*** RECORDS FOR THIS EXERCISE Section Begins ***

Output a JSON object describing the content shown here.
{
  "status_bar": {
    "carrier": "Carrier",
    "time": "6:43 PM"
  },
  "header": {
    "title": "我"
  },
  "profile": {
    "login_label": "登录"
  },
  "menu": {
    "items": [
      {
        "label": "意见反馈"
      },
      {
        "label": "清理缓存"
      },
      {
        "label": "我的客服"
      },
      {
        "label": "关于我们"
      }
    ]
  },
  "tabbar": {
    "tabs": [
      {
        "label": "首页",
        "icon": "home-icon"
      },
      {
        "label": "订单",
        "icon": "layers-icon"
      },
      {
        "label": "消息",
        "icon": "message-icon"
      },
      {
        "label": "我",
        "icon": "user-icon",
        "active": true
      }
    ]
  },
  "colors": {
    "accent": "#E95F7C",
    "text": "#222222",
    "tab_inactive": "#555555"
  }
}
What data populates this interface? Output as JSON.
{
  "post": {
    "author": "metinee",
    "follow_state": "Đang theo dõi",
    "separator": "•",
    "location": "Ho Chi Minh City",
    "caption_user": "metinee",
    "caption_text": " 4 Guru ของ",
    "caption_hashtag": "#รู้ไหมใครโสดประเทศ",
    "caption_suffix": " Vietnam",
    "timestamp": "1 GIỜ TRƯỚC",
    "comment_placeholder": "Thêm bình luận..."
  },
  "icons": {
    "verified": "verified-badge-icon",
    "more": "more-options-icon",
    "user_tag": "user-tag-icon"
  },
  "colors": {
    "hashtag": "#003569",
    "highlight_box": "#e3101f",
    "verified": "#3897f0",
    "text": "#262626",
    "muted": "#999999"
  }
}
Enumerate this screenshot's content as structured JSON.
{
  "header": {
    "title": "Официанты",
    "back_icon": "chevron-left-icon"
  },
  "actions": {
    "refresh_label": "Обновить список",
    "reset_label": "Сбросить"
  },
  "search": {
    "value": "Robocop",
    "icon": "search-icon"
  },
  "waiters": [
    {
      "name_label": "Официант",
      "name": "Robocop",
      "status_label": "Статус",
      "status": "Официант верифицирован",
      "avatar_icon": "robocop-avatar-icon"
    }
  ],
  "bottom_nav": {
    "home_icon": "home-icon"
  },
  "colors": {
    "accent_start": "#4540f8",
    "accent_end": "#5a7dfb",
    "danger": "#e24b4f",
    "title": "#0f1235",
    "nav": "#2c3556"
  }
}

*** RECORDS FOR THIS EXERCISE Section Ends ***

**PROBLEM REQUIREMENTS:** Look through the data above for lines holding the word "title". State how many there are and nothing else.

**REPLY:** 3